# TASK:
Find every line below with "control" in it and give only how many there are.

Page and application data records
*** Begin section ***

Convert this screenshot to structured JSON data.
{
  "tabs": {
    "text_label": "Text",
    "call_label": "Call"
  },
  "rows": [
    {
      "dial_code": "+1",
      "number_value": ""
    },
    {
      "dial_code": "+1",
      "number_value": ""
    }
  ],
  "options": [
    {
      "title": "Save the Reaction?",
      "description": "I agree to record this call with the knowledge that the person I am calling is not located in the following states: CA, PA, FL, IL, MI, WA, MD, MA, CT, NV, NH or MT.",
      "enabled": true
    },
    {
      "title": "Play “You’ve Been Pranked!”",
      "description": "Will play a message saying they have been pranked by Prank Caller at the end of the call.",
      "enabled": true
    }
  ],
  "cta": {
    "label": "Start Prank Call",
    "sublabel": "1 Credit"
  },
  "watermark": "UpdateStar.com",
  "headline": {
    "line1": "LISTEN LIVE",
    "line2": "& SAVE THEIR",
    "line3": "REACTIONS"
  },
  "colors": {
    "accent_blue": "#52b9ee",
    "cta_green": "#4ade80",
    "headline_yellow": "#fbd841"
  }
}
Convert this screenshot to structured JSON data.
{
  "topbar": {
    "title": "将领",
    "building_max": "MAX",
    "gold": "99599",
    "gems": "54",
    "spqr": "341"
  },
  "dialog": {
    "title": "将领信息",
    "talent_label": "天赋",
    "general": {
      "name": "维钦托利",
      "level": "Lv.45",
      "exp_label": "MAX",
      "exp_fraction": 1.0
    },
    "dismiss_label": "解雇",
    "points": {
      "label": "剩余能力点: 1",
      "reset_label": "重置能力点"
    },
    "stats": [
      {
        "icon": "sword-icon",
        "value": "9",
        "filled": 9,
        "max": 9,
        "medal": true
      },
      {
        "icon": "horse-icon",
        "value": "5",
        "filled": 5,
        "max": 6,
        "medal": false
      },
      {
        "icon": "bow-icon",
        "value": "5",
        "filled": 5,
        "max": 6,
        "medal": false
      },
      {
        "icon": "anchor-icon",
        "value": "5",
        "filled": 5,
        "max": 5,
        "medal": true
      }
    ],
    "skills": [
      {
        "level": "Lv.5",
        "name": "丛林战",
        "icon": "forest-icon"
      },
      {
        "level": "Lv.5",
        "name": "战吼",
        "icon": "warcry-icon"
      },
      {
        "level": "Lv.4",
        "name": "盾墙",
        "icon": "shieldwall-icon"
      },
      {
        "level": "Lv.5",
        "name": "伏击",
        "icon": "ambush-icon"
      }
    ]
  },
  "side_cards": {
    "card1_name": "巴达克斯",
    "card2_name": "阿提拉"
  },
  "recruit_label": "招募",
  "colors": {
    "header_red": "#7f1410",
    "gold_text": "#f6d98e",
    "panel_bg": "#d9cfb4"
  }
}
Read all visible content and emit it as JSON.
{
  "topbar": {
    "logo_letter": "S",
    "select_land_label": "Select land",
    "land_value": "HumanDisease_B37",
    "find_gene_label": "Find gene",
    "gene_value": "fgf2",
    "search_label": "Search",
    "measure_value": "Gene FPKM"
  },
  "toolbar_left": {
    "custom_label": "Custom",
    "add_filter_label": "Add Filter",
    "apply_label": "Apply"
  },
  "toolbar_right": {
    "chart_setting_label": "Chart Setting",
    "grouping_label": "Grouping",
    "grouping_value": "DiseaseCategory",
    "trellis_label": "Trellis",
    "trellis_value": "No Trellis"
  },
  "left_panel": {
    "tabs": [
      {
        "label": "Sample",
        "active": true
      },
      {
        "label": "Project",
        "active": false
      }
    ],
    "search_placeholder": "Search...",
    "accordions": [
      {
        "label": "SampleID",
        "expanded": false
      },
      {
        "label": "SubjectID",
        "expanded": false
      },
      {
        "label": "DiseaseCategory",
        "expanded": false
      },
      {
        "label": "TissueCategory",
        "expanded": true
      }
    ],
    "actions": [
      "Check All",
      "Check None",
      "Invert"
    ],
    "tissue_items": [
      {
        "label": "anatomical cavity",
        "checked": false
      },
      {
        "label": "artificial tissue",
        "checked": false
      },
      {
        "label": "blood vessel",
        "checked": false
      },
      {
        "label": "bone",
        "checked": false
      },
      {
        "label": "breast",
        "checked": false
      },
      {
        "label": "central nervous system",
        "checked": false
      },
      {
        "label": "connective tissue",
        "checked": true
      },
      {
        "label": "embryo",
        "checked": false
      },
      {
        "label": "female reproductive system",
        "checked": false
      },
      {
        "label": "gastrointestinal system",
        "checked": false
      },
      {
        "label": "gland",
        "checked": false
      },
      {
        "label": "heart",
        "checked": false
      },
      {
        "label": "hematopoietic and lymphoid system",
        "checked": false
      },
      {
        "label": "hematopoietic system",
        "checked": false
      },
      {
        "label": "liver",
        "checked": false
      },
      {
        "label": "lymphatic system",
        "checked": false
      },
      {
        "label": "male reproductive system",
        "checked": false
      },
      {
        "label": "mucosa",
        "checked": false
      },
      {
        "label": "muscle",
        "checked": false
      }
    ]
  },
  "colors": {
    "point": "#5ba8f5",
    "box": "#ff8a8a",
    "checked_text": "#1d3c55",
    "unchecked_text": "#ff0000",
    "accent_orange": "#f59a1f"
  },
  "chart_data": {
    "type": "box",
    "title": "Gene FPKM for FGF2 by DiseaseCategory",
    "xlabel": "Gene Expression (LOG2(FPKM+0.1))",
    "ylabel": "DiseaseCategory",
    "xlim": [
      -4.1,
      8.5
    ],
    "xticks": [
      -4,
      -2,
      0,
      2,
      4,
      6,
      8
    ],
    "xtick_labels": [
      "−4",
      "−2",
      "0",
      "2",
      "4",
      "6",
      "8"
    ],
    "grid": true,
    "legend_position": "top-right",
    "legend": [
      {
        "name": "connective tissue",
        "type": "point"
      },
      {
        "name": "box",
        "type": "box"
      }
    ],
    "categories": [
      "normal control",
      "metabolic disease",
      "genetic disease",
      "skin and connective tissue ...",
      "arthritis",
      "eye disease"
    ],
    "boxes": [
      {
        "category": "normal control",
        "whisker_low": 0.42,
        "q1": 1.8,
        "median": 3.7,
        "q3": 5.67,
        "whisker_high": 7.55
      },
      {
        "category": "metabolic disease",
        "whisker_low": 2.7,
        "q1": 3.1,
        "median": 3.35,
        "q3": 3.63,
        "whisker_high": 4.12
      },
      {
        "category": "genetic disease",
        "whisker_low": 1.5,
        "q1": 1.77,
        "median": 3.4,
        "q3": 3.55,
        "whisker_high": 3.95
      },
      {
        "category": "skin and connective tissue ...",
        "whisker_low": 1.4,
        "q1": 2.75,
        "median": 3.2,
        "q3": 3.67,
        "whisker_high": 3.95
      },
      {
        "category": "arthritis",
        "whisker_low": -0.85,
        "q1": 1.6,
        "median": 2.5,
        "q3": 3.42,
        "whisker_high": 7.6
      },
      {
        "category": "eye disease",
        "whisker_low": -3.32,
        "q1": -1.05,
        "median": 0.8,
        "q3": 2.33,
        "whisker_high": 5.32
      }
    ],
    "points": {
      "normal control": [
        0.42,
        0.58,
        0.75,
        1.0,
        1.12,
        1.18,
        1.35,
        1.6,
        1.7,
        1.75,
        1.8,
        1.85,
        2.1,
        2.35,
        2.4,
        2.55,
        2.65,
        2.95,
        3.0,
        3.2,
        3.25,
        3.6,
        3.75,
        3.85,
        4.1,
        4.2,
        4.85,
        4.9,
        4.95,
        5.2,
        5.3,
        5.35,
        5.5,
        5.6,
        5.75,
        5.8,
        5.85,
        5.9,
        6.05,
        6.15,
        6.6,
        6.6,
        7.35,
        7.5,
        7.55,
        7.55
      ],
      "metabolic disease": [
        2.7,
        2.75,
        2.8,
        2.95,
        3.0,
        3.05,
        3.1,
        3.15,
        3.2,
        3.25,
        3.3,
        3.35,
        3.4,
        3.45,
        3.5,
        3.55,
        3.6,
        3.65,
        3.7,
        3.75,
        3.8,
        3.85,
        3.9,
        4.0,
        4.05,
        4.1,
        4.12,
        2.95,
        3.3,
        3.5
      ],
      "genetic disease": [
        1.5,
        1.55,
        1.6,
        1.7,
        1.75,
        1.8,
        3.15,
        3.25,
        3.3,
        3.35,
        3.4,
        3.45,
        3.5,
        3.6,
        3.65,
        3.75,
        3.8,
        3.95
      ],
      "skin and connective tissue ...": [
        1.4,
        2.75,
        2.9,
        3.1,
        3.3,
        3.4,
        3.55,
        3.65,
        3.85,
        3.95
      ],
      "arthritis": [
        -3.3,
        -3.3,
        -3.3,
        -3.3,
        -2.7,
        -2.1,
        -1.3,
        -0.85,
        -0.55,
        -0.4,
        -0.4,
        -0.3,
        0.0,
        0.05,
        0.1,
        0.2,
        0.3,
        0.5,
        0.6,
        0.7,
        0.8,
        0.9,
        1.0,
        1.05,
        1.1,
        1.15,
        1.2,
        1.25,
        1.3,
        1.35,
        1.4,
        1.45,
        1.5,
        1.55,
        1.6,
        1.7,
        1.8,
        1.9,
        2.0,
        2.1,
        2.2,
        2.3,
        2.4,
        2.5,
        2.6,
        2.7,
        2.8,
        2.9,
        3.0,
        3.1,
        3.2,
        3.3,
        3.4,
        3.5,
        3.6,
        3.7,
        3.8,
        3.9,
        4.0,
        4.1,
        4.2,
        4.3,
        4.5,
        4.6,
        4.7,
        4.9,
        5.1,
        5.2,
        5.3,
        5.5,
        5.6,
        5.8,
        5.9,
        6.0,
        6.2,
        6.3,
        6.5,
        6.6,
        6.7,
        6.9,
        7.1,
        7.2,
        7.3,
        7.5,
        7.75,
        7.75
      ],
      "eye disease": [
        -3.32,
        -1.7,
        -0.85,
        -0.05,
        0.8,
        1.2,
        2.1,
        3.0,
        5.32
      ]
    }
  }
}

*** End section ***

# ANSWER SPACE:
3